A man demonstrates the 10 steps of handwashing next to Trainer Georgina

When an issue arises concerning the water project, the water user committee is equipped with the necessary skills to rectify the problem and ensure the water point works appropriately. However, if the issue is beyond their capabilities, they can contact our team of field officers to assist them. In addition, we will continue to offer them unmatchable support as a part of our ongoing monitoring and maintenance program.

A boy enjoying a fresh drink from the spring

"Hygiene and sanitation will definitely improve now that water is readily available. You will see a big change when you come to visit us next time!" said an excited Walter Indeche, a young man and carpenter in the community.

Thank you for making all of this possible!

February, 2020: Bukhaywa Community, Shidero Spring Project Underway!

Dirty water from Shidero Spring is making people in Bukhaywa sick. Thanks to your generosity, we’re working to install a clean water point and much more.

Get to know this community through the narrative and pictures we’ve posted, and read about this water, sanitation and hygiene project. We look forward to reaching out with news of success!

Project Videos

Project Photos

Project Type

Springs are water sources that come from deep underground, where the water is filtered through natural layers until it is clean enough to drink. Once the water pushes through the surface of the Earth, however, outside elements like waste and runoff can contaminate the water quickly. We protect spring sources from contamination with a simple waterproof cement structure surrounding layers of clay, stone, and soil. This construction channels the spring’s water through a discharge pipe, making water collection easier, faster, and cleaner. Each spring protection also includes a chlorine dispenser at the waterpoint so community members can be assured that the water they are drinking is entirely safe. Learn more here!
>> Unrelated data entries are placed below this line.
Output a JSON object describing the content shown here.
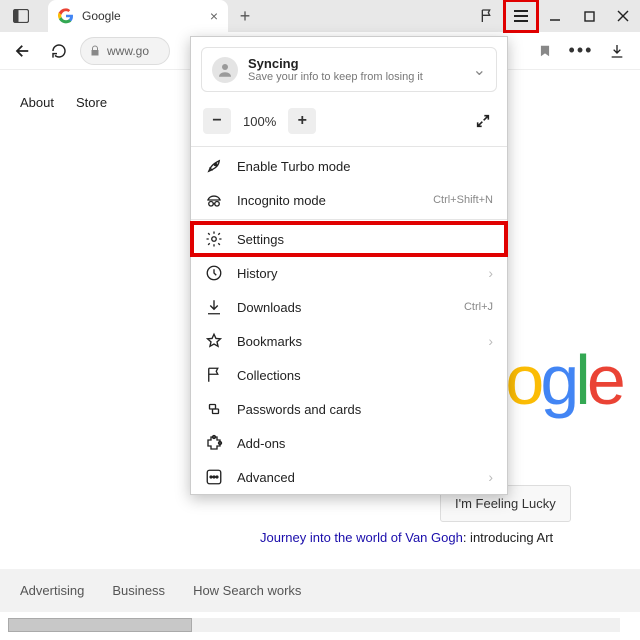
{
  "titlebar": {
    "tab_title": "Google",
    "favicon_letter": "G"
  },
  "toolbar": {
    "url": "www.go"
  },
  "menu": {
    "sync": {
      "title": "Syncing",
      "subtitle": "Save your info to keep from losing it"
    },
    "zoom": {
      "value": "100%"
    },
    "items": [
      {
        "label": "Enable Turbo mode",
        "hint": "",
        "sub": false
      },
      {
        "label": "Incognito mode",
        "hint": "Ctrl+Shift+N",
        "sub": false
      },
      {
        "label": "Settings",
        "hint": "",
        "sub": false
      },
      {
        "label": "History",
        "hint": "",
        "sub": true
      },
      {
        "label": "Downloads",
        "hint": "Ctrl+J",
        "sub": false
      },
      {
        "label": "Bookmarks",
        "hint": "",
        "sub": true
      },
      {
        "label": "Collections",
        "hint": "",
        "sub": false
      },
      {
        "label": "Passwords and cards",
        "hint": "",
        "sub": false
      },
      {
        "label": "Add-ons",
        "hint": "",
        "sub": false
      },
      {
        "label": "Advanced",
        "hint": "",
        "sub": true
      }
    ]
  },
  "page": {
    "nav": [
      "About",
      "Store"
    ],
    "logo": "Google",
    "lucky": "I'm Feeling Lucky",
    "promo_link": "Journey into the world of Van Gogh",
    "promo_tail": ": introducing Art",
    "footer": [
      "Advertising",
      "Business",
      "How Search works"
    ]
  }
}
Giving Update: Bukhaywa Community, Shidero Spring

February, 2021

A year ago, your generous donation helped Bukhaywa Community in Kenya access clean water – creating a life-changing moment for Gloria. Thank you!

Keeping The Water Promise
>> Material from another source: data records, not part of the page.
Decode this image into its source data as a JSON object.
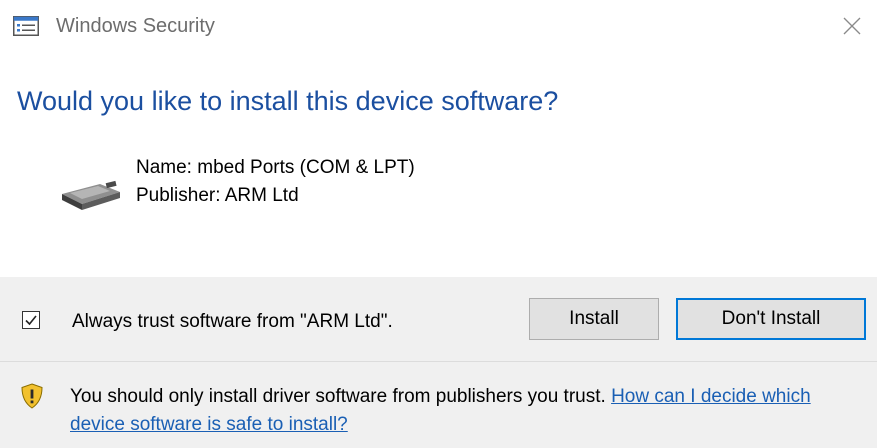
{
  "window": {
    "title": "Windows Security",
    "title_icon": "windows-security-icon",
    "close_icon": "close-icon"
  },
  "heading": "Would you like to install this device software?",
  "device": {
    "icon": "device-ports-icon",
    "name_line": "Name: mbed Ports (COM & LPT)",
    "publisher_line": "Publisher: ARM Ltd"
  },
  "trust": {
    "checked": true,
    "label": "Always trust software from \"ARM Ltd\"."
  },
  "buttons": {
    "install": "Install",
    "dont_install": "Don't Install"
  },
  "warning": {
    "icon": "shield-warning-icon",
    "text": "You should only install driver software from publishers you trust. ",
    "link": "How can I decide which device software is safe to install?"
  },
  "colors": {
    "heading": "#1b4fa0",
    "link": "#1a5fb4",
    "focus_border": "#0078d7",
    "footer_bg": "#f0f0f0",
    "warning_shield": "#f2c12e"
  }
}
There's an incredible community of monthly donors who have come alongside you in supporting clean water in Bukhaywa Community 2.

This giving community supports ongoing sustainability programs that help Bukhaywa Community 2 maintain access to safe, reliable water. Together, they keep The Water Promise.
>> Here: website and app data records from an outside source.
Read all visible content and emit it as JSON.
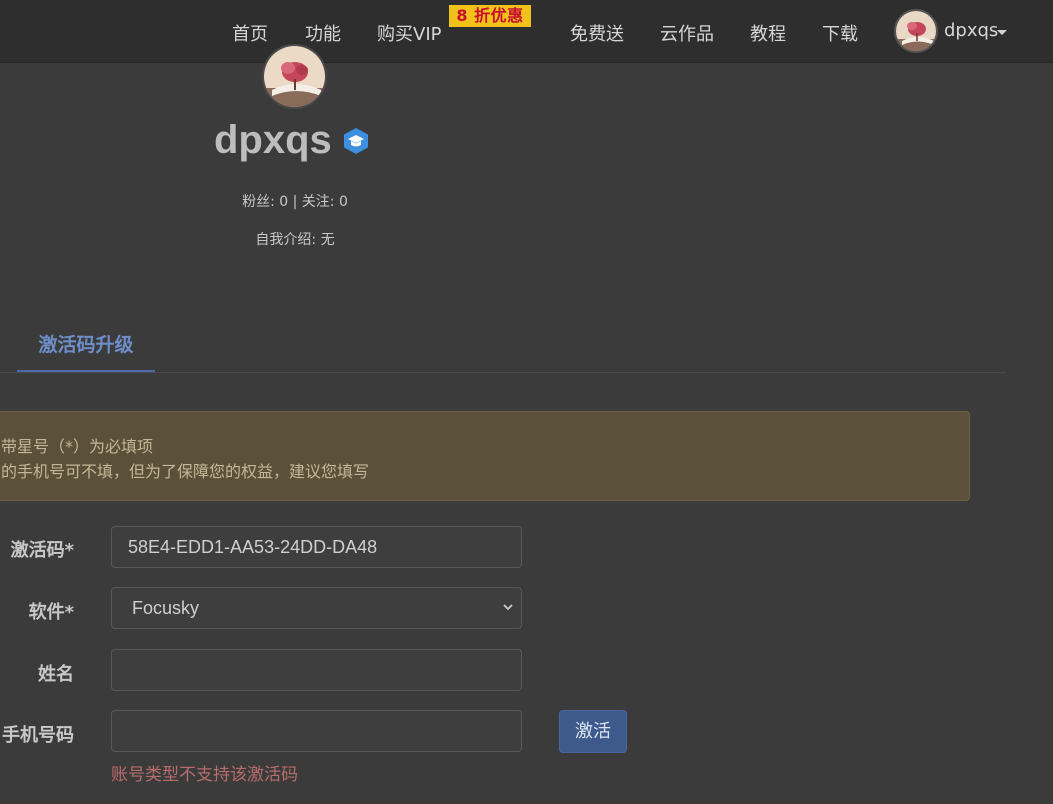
{
  "nav": {
    "items": [
      "首页",
      "功能",
      "购买VIP",
      "免费送",
      "云作品",
      "教程",
      "下载"
    ],
    "vip_badge": "8 折优惠",
    "username": "dpxqs"
  },
  "profile": {
    "name": "dpxqs",
    "stats": "粉丝: 0 | 关注: 0",
    "bio": "自我介绍: 无"
  },
  "tab": {
    "label": "激活码升级"
  },
  "alert": {
    "line1": "带星号（*）为必填项",
    "line2": "的手机号可不填，但为了保障您的权益，建议您填写"
  },
  "form": {
    "code_label": "激活码*",
    "code_value": "58E4-EDD1-AA53-24DD-DA48",
    "software_label": "软件*",
    "software_value": "Focusky",
    "name_label": "姓名",
    "name_value": "",
    "phone_label": "手机号码",
    "phone_value": "",
    "submit_label": "激活",
    "error": "账号类型不支持该激活码"
  },
  "colors": {
    "background": "#3b3b3b",
    "topbar": "#2e2e2e",
    "accent": "#4a6aa8",
    "badge": "#f2c21b",
    "error": "#b86c6c"
  }
}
We’re confident you'll love joining this world-changing group committed to sustainability!

"Before the project, the spring was so bad that children below the age of ten were not allowed to go to the spring because it was risky for them."

"Now, it is so easy because the water comes through a discharge pipe where you just put the container down below the pipe and get water."

"Accessibility to the spring has been made easy because there are staircases which make us access water easily."

"This has really impacted my life positively because, before it was protected, there were more fights with other individuals, especially when the water became dirty. Currently, there no issues and this has brought me much peace."

"My goal was to help my mum plant many crops which we can sell and use the money to pay my school fees. This came to pass because we have enough clean water that we use even to irrigate the crops, thus we have vegetables in all seasons."

Gloria gives a thumbs up at the spring with Margret Shidero.

Navigating through intense dry spells, performing preventative maintenance, conducting quality repairs when needed and continuing to assist community leaders to manage water points are all normal parts of keeping projects sustainable. The Water Promise community supports ongoing sustainability programs that help Bukhaywa Community 2 maintain access to safe, reliable water.

We’d love for you to join this world-changing group committed to sustainability.

The most impactful way to continue your support of Bukhaywa Community 2 – and hundreds of other places just like this – is by joining our community of monthly givers.

Your monthly giving will help provide clean water, every month... keeping The Water Promise.